I don't really feel that I showed the lesson well with that short video clip on my last post. The problem with pictures and with short videos is that they only show a facet of the experience, not everything that happens, not the bigger picture. I didn't show how slowly he moves out, or how we only apply enough pressure to get him out, no more. How he gets rewarded when he does something right, like stopping when whoaed and not coming in again immediately.

Here he is, being Pat. Joining up and refusing to disengage. Hey, standing there and being all cuddly means no work, right?



But this time it took very little to get him going, and he knew just what to do. I think he even sighed a little as he slowly ambled out to the rail. Note the one ear forward, one ear on Bo.



Solomon was much much better at turning on the rail, pivoting on his hind end today. He did it carefully. He slowed and almost paused while changing directions. Turning on the rail is new to him. Pivoting on the hindend is new to him. You saw last time that he hit the panel once while pivoting, and that his back end went out from under him the second time. He's new to this, he's out of shape, and he's a little clumsy. These things will be fixed in time, and were very much improved today.

Here Bo is, signalling. Note that he has already stopped using the whip to signal.





And then Solomon whoaed, watching Bo carefully. He tried to come in a bit once or twice, but Bo convinced him not to. And then when he stood instead of trying to rush up to Bo and glue his chest to him, Bo would go out to him and reward him.



And then they did some more.



Next it was my turn. I did not do as well, but I was able to signal him once he was out, and I got better at stopping him from coming in. He was a lot pushier with me than he was with Bo, but we learned something, and that is that he WILL move away from a spinning rope, eventually. Heh.

About that time, the sole of my boot decided to half fall off, and Solomon was not as forward as he was the other day, so we decided to stop the work there. I borrowed some comfy boots from Bo (man, my feet are kinda big for a girl, haha) and put Solomon in his paddock. I mixed up his senior feed with water and banana slices, and who came over but Magic, the mare with the little baby foal.

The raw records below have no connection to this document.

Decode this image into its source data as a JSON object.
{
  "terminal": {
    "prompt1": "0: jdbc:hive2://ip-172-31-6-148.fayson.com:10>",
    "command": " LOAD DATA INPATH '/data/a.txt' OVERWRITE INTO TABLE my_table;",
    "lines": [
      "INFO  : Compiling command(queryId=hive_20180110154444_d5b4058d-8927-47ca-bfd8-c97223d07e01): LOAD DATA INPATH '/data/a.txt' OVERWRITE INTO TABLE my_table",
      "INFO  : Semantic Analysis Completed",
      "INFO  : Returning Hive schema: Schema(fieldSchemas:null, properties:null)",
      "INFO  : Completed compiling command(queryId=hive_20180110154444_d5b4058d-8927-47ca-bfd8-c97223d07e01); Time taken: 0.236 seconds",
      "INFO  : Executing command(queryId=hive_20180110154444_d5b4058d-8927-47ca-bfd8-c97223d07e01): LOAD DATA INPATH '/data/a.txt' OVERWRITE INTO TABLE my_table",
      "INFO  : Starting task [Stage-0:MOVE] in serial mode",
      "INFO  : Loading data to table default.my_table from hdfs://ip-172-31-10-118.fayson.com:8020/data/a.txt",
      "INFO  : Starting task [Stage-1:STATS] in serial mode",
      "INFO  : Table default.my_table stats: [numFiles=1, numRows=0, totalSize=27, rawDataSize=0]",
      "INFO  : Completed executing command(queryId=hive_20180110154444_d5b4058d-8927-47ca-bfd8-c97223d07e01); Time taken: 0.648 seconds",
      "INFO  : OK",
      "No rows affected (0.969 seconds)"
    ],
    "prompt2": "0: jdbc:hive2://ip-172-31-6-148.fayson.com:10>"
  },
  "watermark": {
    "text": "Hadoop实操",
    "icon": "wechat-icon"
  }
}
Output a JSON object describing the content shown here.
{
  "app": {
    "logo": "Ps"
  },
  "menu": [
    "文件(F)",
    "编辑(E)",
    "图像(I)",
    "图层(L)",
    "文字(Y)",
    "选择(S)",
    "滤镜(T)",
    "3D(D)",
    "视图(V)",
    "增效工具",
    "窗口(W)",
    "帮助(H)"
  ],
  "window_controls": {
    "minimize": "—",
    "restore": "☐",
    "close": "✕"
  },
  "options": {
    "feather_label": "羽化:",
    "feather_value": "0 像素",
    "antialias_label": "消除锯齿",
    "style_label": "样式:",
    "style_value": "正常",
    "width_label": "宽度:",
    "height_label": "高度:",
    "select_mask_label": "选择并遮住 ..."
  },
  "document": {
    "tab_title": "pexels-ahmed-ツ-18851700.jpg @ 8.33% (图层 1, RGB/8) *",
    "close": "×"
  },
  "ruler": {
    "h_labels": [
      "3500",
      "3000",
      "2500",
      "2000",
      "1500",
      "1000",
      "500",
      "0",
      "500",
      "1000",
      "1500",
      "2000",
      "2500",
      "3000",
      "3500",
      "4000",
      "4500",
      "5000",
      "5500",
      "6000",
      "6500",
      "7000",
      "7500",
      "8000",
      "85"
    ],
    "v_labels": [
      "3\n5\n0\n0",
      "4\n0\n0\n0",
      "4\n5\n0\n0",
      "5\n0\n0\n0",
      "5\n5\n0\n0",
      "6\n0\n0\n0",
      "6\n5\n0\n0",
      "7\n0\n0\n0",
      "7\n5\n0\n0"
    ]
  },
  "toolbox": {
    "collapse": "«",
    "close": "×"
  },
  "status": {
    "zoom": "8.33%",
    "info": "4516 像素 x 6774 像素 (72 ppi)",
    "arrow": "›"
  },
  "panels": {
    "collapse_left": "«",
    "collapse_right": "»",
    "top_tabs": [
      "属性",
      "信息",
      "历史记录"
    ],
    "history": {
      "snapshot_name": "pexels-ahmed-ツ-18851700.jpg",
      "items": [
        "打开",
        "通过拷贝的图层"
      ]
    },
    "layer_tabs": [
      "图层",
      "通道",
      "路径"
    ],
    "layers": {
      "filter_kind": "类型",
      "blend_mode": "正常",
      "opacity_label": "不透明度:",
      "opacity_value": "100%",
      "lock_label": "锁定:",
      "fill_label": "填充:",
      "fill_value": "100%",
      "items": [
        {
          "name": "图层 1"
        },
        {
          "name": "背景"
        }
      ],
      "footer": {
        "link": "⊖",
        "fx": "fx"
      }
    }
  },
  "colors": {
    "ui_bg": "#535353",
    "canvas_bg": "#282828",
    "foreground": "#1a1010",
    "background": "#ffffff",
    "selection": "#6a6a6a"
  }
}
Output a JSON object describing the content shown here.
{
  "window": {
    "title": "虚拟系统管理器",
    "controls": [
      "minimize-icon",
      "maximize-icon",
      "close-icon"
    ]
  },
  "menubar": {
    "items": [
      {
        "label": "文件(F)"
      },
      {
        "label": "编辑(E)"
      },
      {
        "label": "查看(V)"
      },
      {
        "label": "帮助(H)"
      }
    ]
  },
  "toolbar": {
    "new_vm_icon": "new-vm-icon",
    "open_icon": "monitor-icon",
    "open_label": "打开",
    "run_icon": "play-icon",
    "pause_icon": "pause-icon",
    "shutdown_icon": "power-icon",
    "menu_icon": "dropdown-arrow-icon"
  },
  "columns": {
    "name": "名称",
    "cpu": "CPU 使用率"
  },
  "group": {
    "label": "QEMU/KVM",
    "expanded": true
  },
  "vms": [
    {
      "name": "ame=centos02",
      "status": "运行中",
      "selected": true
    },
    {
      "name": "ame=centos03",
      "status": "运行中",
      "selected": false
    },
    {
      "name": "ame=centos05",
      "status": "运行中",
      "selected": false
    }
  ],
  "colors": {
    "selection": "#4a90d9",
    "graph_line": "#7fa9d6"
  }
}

Oh yes, she was quite interested in the contents of that pan! She kept trying to stick her head through the paddock bars to steal it! I ended up moving it out of her reach. I did let her lick the taste of the feed off my hand though. Some day that mare will let me pet her baby! If the baby decides that's okay. Right now I am scary scary to that little foal!





Anyway, Solomon ate his feed up, and knocked his pan over to boot, hoping there was more feed underneath. Bo put Magic and her foal in a paddock for the night. And then we took him out, and had what Bo called a "Hildago moment." We closed the gate out of the property, took him out of his paddock, and set him loose.

If you are hoping for a dramatic tale of a running horse, I am afraid you will be disappointed. I let Solomon off his lead rope, and his head dropped to the grass, which he began to eat. We drove all over in the mule, feeding flakes of oat hay to the horses in all the pastures, and Solomon did not budge for about 10 minutes, whereupon he wandered perhaps 100 feet all told, grazing. "Catching" him consisted of getting his attention enough to convince him to raise his head so I could snap on the lead rope. I got a dramatic sigh, and then off we went. We wentup in the trailer once, and backed out of it, then I took him back to his pasture, where he found a flake and started munching away.

We went inside, had some tea, and then tried to dig up more info on Solomon. We found that there is no horse with his name that could possibly be him registered with the AQHA, or on the other online pedigree search we did. We searched for more info on his earliest known owner, and when I got home I managed to find the contact info for his parents. I don't want to upset them, and I will be careful when I call them tomorrow. Hopefully they will be able and willing to tell me about my horse, and where he came from before their son owned him.

It was rainy and coooold today, but I think that overall it went well.

1 comment:

My3Arabs said...

Oh that mare is gorgeous!

I love how Bo is working with Solomon, sure wish that there were more trainers like him out there!